▼

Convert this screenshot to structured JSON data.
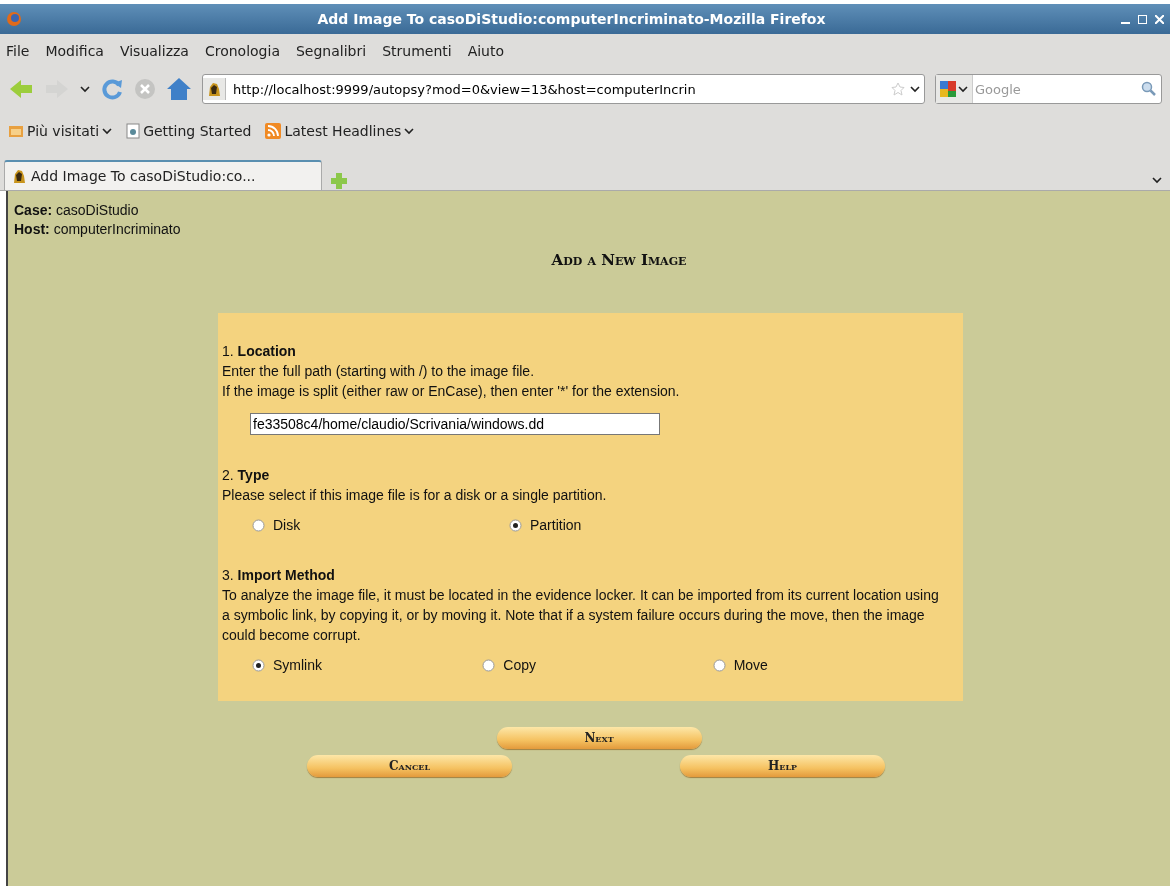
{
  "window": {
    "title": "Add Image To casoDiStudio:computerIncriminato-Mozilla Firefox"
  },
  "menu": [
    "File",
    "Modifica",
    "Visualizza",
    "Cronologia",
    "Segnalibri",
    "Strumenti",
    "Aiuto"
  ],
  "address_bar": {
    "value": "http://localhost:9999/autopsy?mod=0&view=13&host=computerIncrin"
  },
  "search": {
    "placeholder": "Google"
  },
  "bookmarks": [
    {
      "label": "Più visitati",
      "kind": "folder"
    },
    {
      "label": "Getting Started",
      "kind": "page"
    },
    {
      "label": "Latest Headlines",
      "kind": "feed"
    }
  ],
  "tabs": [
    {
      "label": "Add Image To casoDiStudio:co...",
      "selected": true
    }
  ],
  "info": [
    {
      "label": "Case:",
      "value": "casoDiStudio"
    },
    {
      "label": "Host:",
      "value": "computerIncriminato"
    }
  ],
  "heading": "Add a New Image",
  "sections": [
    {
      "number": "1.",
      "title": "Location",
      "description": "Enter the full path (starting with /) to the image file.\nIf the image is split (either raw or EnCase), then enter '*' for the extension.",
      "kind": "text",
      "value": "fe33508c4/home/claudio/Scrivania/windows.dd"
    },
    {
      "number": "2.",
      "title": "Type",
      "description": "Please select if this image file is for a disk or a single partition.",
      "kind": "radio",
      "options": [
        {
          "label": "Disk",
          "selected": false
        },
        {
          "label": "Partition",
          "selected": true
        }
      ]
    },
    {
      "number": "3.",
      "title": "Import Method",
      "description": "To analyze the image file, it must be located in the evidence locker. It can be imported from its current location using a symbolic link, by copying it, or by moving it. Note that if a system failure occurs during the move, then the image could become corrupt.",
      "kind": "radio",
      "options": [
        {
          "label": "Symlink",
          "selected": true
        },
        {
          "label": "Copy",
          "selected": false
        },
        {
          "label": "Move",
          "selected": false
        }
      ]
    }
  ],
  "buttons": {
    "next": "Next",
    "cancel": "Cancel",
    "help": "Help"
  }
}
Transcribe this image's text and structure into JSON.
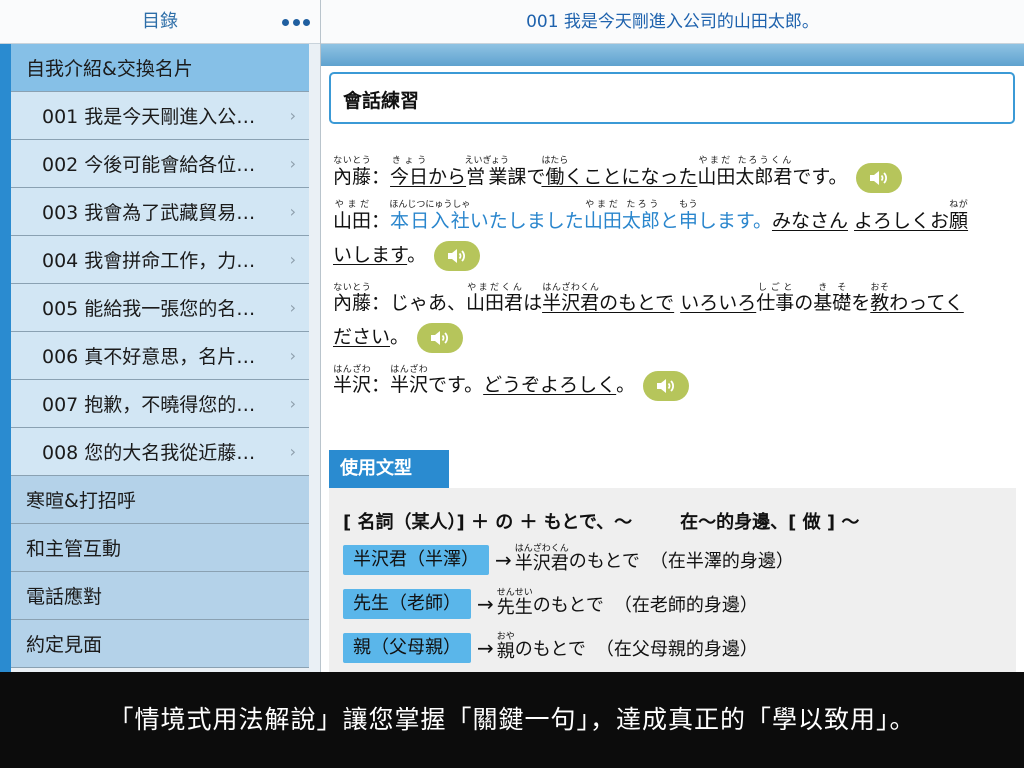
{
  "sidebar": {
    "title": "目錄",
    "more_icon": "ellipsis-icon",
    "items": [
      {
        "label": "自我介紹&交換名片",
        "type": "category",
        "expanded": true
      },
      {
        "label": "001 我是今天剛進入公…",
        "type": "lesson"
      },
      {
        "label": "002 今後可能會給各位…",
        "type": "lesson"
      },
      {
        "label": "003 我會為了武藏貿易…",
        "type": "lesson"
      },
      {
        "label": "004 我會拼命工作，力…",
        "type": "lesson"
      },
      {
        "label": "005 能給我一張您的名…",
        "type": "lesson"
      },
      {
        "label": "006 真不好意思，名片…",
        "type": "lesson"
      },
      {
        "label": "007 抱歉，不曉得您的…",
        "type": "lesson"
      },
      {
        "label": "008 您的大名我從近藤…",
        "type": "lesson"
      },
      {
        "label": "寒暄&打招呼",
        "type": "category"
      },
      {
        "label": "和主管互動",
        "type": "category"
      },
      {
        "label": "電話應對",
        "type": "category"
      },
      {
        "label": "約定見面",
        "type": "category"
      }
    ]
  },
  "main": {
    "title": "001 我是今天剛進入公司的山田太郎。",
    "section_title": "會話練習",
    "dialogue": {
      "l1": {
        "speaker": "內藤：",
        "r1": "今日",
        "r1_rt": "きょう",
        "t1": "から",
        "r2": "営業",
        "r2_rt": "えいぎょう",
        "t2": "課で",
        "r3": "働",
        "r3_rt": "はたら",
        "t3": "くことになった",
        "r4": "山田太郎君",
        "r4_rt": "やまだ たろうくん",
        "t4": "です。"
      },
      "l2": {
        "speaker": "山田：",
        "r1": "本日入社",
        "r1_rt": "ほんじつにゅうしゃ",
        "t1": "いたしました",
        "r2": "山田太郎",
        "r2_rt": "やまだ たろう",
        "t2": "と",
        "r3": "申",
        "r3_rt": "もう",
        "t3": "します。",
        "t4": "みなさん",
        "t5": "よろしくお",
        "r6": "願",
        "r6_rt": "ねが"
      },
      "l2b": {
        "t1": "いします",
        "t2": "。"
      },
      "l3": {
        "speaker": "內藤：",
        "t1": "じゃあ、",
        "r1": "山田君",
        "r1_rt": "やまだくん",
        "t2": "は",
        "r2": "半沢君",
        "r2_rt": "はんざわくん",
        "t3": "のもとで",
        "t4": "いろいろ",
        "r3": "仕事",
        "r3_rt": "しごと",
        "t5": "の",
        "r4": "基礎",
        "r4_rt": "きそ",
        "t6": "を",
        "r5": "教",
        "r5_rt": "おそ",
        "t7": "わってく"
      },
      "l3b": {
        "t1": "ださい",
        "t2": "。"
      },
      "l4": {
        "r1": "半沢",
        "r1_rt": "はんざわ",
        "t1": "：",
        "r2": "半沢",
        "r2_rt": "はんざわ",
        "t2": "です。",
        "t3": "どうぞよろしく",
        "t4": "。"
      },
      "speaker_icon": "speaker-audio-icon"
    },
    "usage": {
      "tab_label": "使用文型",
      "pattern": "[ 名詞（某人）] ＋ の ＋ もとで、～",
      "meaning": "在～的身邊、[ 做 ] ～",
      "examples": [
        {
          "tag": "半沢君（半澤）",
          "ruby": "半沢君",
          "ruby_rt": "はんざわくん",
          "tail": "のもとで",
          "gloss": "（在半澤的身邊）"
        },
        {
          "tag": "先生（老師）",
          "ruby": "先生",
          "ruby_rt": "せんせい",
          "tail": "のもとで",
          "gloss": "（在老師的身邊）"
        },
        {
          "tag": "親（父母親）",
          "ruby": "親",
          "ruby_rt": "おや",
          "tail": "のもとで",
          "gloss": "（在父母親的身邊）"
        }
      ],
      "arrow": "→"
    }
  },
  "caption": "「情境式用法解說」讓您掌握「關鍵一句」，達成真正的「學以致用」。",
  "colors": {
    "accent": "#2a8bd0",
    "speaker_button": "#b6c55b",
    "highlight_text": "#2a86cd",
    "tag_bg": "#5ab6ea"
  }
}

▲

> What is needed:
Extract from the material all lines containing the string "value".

> Output of the task:
    "value": "http://localhost:9999/autopsy?mod=0&view=13&host=computerIncrin"
      "value": "casoDiStudio"
      "value": "computerIncriminato"
      "value": "fe33508c4/home/claudio/Scrivania/windows.dd"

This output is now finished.